Second, the inundation of paper documents resulting in thousands of folders, lost and misplaced documents, cluttered offices, off-site storage, poor data security and compliance issues can break the rhythm of even the most efficient enterprise. A fully integrated electronic document management solution enables lenders to capture, store and manage documents for everyday business operations more efficiently; helping to accelerate the lending process by applying exception-based processing.

Electronic document management and imaging systems provide advanced capture and Optical Character Recognition (OCR) technology to enhance data accuracy and loan quality while increasing operational efficiencies and decreasing costs. Lenders have the ability to capture any document from any data source, view and annotate the document, and then print, fax, email or package for delivery. Documents are stored securely and all activities in the imaging system are audited. Lenders can control access to specific documents and specify who can view them and what actions can be performed on them.?

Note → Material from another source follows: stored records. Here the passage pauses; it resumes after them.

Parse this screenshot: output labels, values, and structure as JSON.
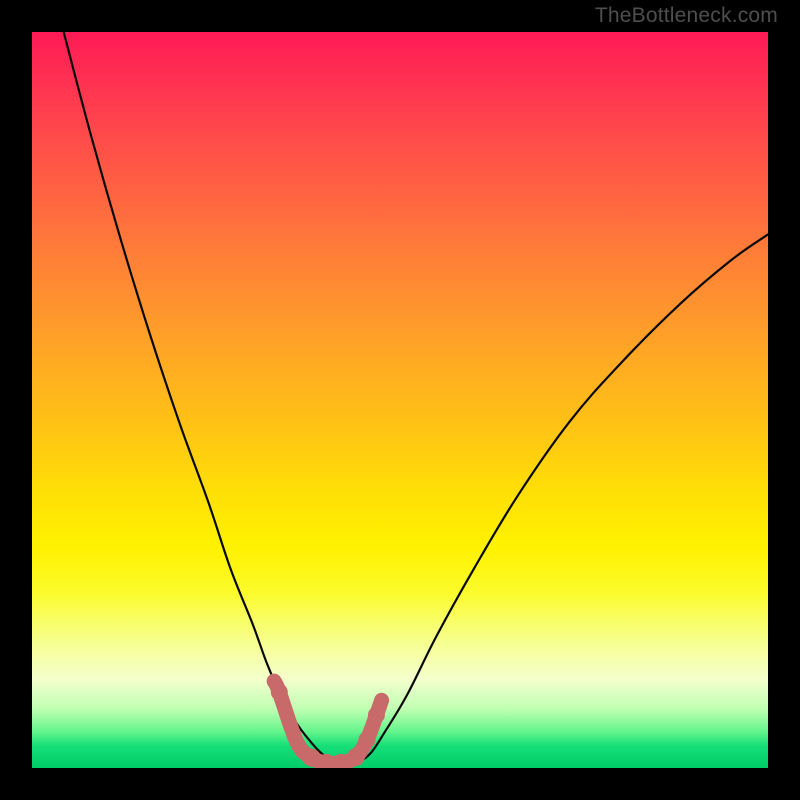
{
  "watermark": "TheBottleneck.com",
  "chart_data": {
    "type": "line",
    "title": "",
    "xlabel": "",
    "ylabel": "",
    "xlim": [
      0,
      100
    ],
    "ylim": [
      0,
      100
    ],
    "series": [
      {
        "name": "left-curve",
        "x": [
          4.3,
          8,
          12,
          16,
          20,
          24,
          27,
          30,
          32,
          34,
          36,
          37.5,
          39,
          40.5,
          42
        ],
        "values": [
          100,
          86,
          72,
          59,
          47,
          36,
          27,
          19.5,
          14,
          9.5,
          6,
          4,
          2.3,
          1.1,
          0.5
        ]
      },
      {
        "name": "right-curve",
        "x": [
          44,
          46,
          48,
          51,
          55,
          60,
          66,
          73,
          80,
          88,
          95,
          100
        ],
        "values": [
          0.5,
          2,
          5,
          10,
          18,
          27,
          37,
          47,
          55,
          63,
          69,
          72.5
        ]
      },
      {
        "name": "bead-cluster",
        "x": [
          32.9,
          33.6,
          36,
          38,
          40,
          42,
          44,
          45.5,
          46.8,
          47.5
        ],
        "values": [
          11.8,
          10.3,
          3.5,
          1.4,
          0.7,
          0.7,
          1.5,
          3.8,
          7.2,
          9.2
        ]
      }
    ],
    "colors": {
      "curve_stroke": "#0a0a0a",
      "bead_fill": "#c96a6a",
      "bead_stroke": "#b85a5a"
    }
  }
}
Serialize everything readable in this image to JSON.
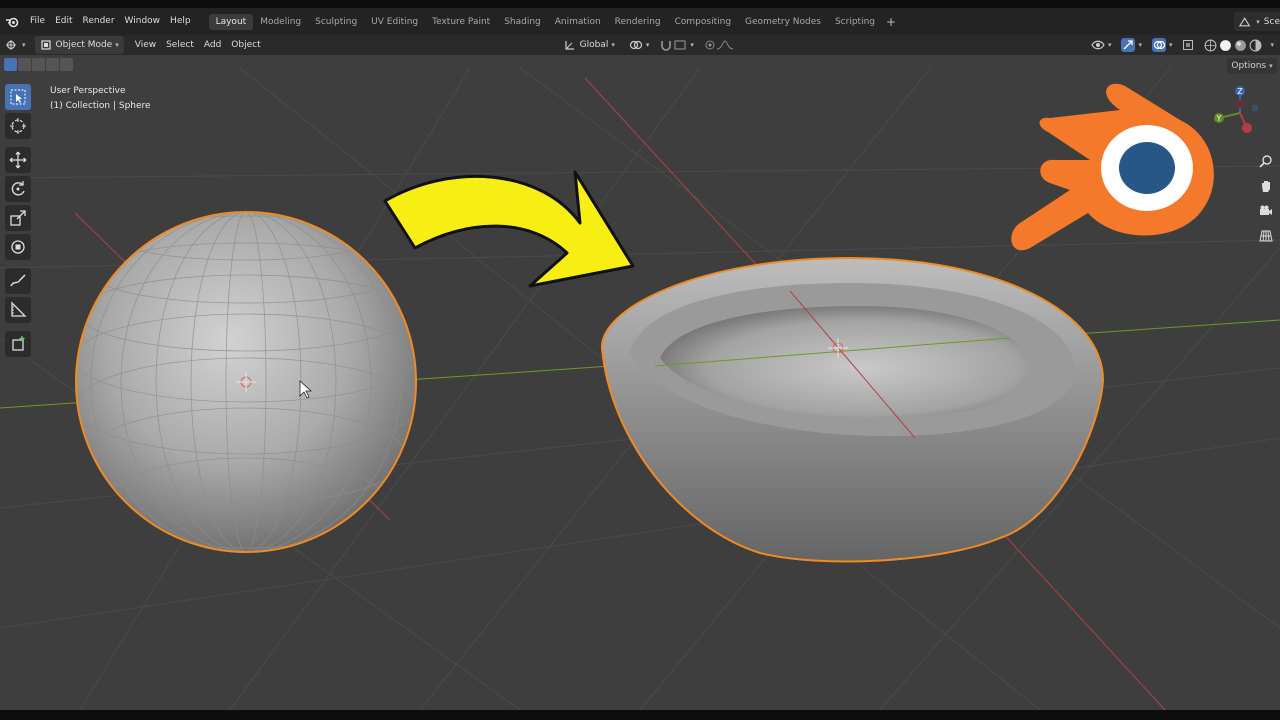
{
  "menubar": {
    "items": [
      "File",
      "Edit",
      "Render",
      "Window",
      "Help"
    ],
    "tabs": [
      "Layout",
      "Modeling",
      "Sculpting",
      "UV Editing",
      "Texture Paint",
      "Shading",
      "Animation",
      "Rendering",
      "Compositing",
      "Geometry Nodes",
      "Scripting"
    ],
    "active_tab": "Layout",
    "add_tab": "+",
    "scene_label": "Sce"
  },
  "header": {
    "mode": "Object Mode",
    "menus": [
      "View",
      "Select",
      "Add",
      "Object"
    ],
    "transform_orientation": "Global"
  },
  "viewport": {
    "view_name": "User Perspective",
    "collection_info": "(1) Collection | Sphere",
    "options_label": "Options",
    "gizmo": {
      "z": "Z",
      "y": "Y"
    }
  },
  "colors": {
    "accent": "#4772b3",
    "selection_outline": "#f08a24",
    "arrow": "#f7ee13",
    "blender_orange": "#f5792a",
    "blender_blue": "#265787",
    "axis_x": "#c8404a",
    "axis_y": "#6a9a2a"
  },
  "icons": [
    "blender-logo-icon",
    "editor-type-icon",
    "object-mode-icon",
    "global-orientation-icon",
    "pivot-icon",
    "snap-icon",
    "proportional-edit-icon",
    "visibility-icon",
    "gizmo-icon",
    "overlay-icon",
    "xray-icon",
    "shading-wireframe-icon",
    "shading-solid-icon",
    "shading-material-icon",
    "shading-rendered-icon",
    "select-box-icon",
    "cursor-icon",
    "move-icon",
    "rotate-icon",
    "scale-icon",
    "transform-icon",
    "annotate-icon",
    "measure-icon",
    "add-cube-icon",
    "zoom-icon",
    "hand-icon",
    "camera-icon",
    "grid-icon"
  ]
}
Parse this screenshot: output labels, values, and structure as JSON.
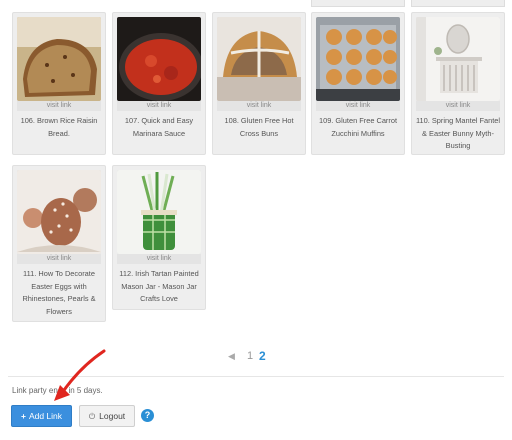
{
  "cards_row1": [
    {
      "caption": "106. Brown Rice Raisin Bread.",
      "visit": "visit link",
      "icon": "bread-photo"
    },
    {
      "caption": "107. Quick and Easy Marinara Sauce",
      "visit": "visit link",
      "icon": "sauce-photo"
    },
    {
      "caption": "108. Gluten Free Hot Cross Buns",
      "visit": "visit link",
      "icon": "buns-photo"
    },
    {
      "caption": "109. Gluten Free Carrot Zucchini Muffins",
      "visit": "visit link",
      "icon": "muffins-photo"
    },
    {
      "caption": "110. Spring Mantel Fantel & Easter Bunny Myth-Busting",
      "visit": "visit link",
      "icon": "mantel-photo"
    }
  ],
  "cards_row2": [
    {
      "caption": "111. How To Decorate Easter Eggs with Rhinestones, Pearls & Flowers",
      "visit": "visit link",
      "icon": "eggs-photo"
    },
    {
      "caption": "112. Irish Tartan Painted Mason Jar - Mason Jar Crafts Love",
      "visit": "visit link",
      "icon": "jar-photo"
    }
  ],
  "pagination": {
    "prev": "◀",
    "page1": "1",
    "page2": "2"
  },
  "footer": {
    "ends_text": "Link party ends in 5 days.",
    "add_link_label": "Add Link",
    "logout_label": "Logout",
    "help_label": "?"
  },
  "colors": {
    "accent": "#3b8fde",
    "arrow": "#e0261f"
  }
}
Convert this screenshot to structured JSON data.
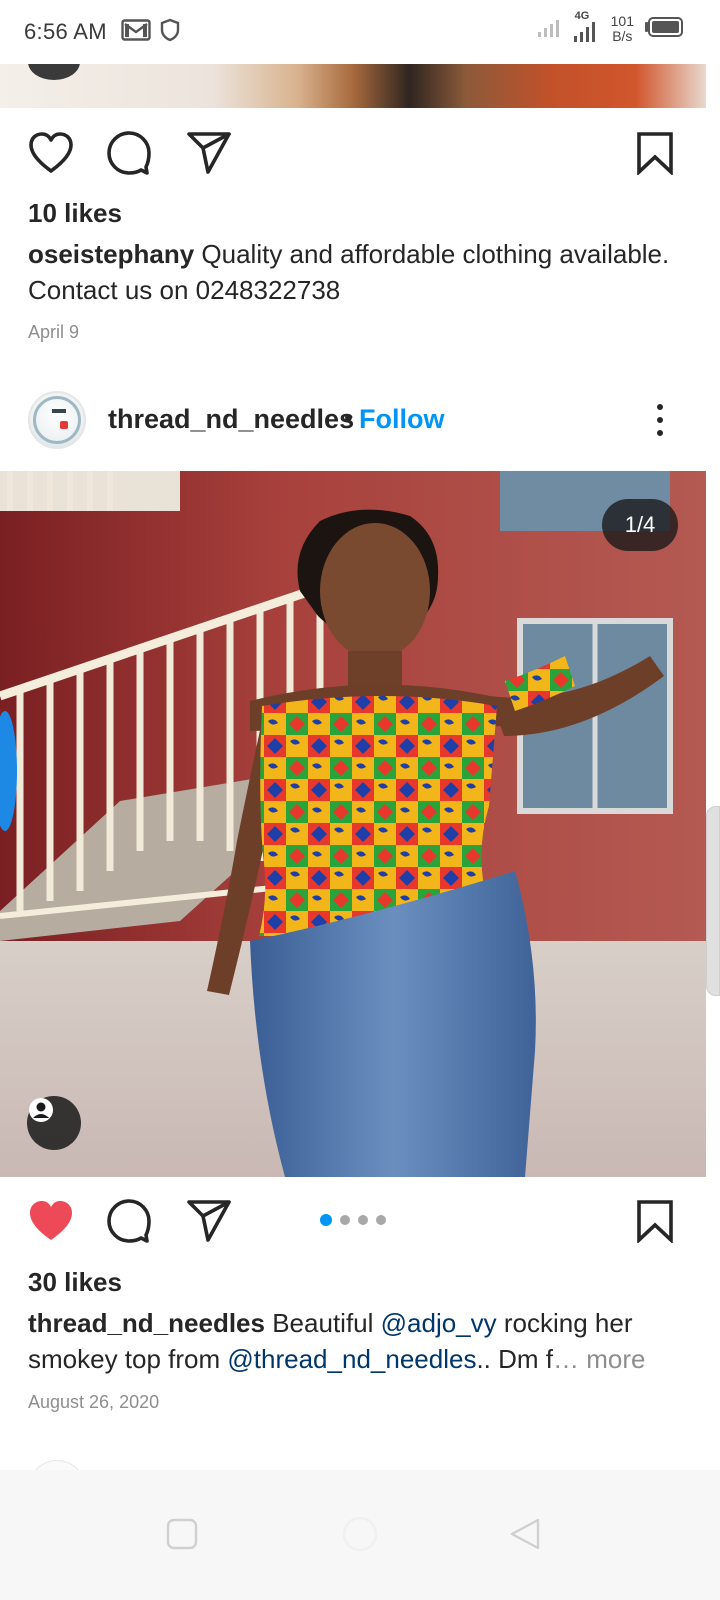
{
  "status_bar": {
    "time": "6:56 AM",
    "network_type": "4G",
    "speed_value": "101",
    "speed_unit": "B/s",
    "icons": [
      "gmail-icon",
      "shield-icon",
      "signal-icon",
      "signal-4g-icon",
      "battery-icon"
    ]
  },
  "previous_post": {
    "likes": "10 likes",
    "username": "oseistephany",
    "caption": "Quality and affordable clothing available. Contact us on 0248322738",
    "date": "April 9",
    "liked": false
  },
  "post": {
    "username": "thread_nd_needles",
    "separator": "•",
    "follow_label": "Follow",
    "image_counter": "1/4",
    "image_index": 1,
    "image_count": 4,
    "likes": "30 likes",
    "liked": true,
    "caption": {
      "username": "thread_nd_needles",
      "text_1": "Beautiful ",
      "mention_1": "@adjo_vy",
      "text_2": " rocking her smokey top from ",
      "mention_2": "@thread_nd_needles",
      "text_3": ".. Dm f",
      "ellipsis": "…",
      "more_label": " more"
    },
    "date": "August 26, 2020"
  },
  "colors": {
    "accent_blue": "#0095f6",
    "like_red": "#ed4956",
    "mention_blue": "#00376b",
    "text_primary": "#262626",
    "text_secondary": "#8e8e8e"
  },
  "nav_bar": {
    "icons": [
      "recent-apps-icon",
      "home-icon",
      "back-icon"
    ]
  }
}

Lastly, with the current tempo of business, reverse lenders must be able to institute policy and process changes quickly to gain and maintain a competitive advantage. A Business Rules Engine allows the continual molding of technology to provide dynamic data flow to best leverage internal strategies and real-world benefits in the form of time and cost savings, along with increased scalability and profitability.

The solution should include a number of out-of-the-box events and actions to fully accomplish your goals; however, you also should have the added ability to take control, extend the system and configure your own policies and processes. Along the same lines, intelligent forms creation enables lenders to dynamically create initial disclosures and closing packages and deliver them securely to the borrower or settlement agent. The central idea is that accurate and quick document preparation and delivery through a comprehensive platform accelerates the lending process and ultimately increases customer satisfaction while maintaining compliance and reducing costs.

When housing prices stabilize (and even, dare I say, begin to increase) and all of those new baby boomers enter the market, reverse lenders have to be ready for them. Reverse lenders have to use technology to craft a better, more efficient, more compliant process in order to take advantage of a very fluid market. There is no better time to start planning for this and put these solutions in place.